Element data from apps and pages

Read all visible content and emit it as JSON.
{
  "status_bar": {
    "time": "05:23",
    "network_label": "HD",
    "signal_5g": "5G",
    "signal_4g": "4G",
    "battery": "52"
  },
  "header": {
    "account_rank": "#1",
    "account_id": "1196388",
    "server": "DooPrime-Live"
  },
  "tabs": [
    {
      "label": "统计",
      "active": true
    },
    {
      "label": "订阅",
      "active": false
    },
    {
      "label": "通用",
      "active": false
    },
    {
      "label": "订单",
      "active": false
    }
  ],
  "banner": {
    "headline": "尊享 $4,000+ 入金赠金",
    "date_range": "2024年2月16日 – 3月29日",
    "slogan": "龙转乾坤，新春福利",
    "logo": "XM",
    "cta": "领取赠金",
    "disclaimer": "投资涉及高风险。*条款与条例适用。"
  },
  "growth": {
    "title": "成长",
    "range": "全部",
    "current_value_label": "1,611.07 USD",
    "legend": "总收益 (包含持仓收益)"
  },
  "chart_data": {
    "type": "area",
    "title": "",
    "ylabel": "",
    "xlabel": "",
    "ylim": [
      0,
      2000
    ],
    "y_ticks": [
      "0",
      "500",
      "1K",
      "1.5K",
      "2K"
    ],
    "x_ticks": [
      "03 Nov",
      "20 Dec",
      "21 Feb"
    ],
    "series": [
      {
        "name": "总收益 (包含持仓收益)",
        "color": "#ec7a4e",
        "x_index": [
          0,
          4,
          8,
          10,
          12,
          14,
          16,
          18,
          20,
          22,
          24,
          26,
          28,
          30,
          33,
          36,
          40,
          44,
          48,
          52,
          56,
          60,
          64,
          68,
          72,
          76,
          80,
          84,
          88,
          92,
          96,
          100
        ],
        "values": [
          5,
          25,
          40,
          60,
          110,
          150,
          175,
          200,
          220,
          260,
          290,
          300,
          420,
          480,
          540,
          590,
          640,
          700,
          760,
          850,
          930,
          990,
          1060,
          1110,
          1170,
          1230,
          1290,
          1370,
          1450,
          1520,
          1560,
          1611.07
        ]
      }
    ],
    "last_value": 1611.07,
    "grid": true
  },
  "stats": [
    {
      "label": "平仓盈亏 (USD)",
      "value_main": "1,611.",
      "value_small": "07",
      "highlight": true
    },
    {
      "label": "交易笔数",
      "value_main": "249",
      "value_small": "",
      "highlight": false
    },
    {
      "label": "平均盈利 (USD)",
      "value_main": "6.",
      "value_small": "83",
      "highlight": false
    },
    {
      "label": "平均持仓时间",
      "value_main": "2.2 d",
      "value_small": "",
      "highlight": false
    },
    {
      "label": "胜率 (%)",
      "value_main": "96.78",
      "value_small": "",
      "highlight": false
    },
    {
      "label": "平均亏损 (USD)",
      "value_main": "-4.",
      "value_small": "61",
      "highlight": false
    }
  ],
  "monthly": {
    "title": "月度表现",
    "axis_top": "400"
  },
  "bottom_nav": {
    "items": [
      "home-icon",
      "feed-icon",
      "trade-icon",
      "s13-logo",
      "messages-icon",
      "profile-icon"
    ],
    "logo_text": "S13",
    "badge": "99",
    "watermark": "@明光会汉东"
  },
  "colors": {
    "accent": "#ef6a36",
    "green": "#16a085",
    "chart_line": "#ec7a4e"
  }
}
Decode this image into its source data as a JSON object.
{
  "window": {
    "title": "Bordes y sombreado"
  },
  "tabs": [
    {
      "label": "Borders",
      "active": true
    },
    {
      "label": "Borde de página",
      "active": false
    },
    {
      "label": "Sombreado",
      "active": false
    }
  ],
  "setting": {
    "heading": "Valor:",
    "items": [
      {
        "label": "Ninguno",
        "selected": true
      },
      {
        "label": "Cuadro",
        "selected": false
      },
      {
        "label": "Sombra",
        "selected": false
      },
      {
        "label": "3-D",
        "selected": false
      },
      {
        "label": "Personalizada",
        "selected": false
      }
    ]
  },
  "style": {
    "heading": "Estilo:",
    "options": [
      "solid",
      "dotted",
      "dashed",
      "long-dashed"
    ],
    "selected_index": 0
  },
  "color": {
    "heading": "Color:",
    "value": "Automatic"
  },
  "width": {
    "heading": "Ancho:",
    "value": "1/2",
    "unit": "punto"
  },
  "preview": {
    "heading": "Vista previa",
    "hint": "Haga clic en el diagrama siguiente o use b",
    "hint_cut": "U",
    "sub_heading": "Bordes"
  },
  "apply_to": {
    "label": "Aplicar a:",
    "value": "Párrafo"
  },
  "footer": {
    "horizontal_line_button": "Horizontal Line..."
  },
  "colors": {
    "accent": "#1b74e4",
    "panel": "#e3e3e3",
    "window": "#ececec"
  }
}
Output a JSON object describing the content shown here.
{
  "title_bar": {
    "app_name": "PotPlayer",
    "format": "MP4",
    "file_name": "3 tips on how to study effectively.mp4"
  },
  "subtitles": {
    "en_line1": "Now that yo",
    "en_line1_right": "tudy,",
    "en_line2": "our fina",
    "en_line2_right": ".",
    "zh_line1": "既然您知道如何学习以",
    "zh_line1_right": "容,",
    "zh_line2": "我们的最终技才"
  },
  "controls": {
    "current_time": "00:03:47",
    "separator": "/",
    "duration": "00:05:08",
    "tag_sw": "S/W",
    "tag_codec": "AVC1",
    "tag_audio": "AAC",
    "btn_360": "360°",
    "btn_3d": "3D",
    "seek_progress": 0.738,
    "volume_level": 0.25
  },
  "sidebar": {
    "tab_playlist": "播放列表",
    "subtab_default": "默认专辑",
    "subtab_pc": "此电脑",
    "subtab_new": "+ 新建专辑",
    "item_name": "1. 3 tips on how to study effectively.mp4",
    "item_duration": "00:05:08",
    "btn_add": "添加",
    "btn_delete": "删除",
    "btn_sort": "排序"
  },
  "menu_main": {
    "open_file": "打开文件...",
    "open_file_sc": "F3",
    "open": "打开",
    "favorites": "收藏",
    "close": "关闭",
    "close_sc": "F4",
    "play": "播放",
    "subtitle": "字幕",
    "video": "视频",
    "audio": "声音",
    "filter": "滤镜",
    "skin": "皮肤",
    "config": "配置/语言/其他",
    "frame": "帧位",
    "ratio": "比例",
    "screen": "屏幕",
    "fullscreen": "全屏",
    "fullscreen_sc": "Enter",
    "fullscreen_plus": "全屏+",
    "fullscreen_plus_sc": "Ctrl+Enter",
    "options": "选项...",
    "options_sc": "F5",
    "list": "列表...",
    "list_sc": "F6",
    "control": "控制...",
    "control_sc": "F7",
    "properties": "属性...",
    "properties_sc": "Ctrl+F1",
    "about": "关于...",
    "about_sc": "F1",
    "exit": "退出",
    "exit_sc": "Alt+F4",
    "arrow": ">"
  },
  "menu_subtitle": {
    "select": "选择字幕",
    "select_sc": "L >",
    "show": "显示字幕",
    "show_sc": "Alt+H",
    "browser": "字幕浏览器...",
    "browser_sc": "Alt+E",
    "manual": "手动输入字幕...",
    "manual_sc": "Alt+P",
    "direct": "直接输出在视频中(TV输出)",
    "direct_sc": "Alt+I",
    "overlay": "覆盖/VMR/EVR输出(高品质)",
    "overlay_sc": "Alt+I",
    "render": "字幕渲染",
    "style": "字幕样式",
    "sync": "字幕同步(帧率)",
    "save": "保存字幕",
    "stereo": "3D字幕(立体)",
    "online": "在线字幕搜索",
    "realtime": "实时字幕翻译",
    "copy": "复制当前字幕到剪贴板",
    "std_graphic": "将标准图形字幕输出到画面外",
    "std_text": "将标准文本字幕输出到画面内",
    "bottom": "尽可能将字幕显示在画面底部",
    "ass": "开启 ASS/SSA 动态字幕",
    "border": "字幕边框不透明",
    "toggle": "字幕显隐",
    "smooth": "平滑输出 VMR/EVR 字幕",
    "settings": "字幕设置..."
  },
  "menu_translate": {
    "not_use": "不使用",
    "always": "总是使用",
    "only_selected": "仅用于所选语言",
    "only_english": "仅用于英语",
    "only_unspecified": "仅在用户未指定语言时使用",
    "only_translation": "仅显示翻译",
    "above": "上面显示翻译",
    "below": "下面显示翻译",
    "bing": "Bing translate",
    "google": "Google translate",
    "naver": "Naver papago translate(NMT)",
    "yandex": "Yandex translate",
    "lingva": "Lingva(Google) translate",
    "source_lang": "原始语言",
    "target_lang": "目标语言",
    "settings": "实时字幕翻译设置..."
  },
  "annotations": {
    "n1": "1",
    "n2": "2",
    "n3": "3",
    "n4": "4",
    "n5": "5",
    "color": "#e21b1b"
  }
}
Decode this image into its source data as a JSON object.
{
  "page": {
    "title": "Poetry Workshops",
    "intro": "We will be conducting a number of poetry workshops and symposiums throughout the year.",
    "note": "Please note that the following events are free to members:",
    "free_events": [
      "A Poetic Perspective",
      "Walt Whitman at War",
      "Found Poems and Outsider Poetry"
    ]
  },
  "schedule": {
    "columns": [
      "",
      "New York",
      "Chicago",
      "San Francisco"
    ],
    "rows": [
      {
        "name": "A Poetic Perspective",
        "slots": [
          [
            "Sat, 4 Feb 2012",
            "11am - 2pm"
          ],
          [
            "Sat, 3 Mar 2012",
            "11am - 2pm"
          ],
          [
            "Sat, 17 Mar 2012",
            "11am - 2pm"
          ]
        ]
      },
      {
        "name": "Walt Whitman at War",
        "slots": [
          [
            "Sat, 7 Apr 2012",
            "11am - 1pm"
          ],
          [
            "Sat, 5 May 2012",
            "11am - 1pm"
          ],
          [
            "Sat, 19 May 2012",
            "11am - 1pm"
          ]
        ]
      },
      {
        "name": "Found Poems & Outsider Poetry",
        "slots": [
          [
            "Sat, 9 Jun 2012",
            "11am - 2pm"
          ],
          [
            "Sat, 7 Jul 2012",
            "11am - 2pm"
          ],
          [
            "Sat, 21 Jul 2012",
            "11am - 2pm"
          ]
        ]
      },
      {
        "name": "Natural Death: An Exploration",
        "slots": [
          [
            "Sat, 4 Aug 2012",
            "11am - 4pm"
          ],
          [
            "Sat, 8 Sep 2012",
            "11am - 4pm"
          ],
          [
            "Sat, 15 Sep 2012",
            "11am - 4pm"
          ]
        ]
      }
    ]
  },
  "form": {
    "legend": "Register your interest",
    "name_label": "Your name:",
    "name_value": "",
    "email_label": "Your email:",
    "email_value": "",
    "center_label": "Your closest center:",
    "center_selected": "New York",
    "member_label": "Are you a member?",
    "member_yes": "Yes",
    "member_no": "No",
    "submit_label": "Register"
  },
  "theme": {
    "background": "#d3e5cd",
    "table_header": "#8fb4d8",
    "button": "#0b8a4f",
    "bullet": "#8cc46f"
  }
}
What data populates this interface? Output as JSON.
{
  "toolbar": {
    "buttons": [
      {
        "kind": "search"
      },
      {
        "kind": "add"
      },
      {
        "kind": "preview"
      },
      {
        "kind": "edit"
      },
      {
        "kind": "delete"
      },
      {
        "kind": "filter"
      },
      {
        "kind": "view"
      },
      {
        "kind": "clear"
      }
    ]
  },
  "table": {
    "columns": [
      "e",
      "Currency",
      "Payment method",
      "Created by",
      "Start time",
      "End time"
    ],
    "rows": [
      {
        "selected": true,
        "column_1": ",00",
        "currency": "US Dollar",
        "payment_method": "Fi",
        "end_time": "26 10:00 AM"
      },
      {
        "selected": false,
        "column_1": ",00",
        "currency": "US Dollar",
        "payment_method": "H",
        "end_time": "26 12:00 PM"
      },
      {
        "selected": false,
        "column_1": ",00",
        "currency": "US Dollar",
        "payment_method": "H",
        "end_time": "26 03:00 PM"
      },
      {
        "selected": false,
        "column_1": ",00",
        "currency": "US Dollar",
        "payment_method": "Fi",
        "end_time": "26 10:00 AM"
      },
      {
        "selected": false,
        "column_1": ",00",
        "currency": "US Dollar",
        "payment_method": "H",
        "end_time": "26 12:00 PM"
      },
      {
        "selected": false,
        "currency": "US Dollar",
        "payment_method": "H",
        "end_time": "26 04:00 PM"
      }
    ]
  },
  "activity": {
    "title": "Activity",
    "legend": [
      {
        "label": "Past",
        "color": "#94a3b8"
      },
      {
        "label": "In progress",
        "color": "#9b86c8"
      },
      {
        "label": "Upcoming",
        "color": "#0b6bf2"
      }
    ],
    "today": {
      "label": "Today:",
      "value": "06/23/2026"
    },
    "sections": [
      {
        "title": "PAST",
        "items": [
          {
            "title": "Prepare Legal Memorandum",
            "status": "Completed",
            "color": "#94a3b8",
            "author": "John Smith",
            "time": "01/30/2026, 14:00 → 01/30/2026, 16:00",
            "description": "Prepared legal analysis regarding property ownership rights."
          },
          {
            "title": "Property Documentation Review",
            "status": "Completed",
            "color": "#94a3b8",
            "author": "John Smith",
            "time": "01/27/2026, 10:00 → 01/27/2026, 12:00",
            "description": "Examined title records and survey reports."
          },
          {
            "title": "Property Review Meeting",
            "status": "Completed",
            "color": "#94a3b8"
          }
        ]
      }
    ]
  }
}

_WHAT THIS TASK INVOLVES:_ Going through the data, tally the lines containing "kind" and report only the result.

_RESULT:_ 8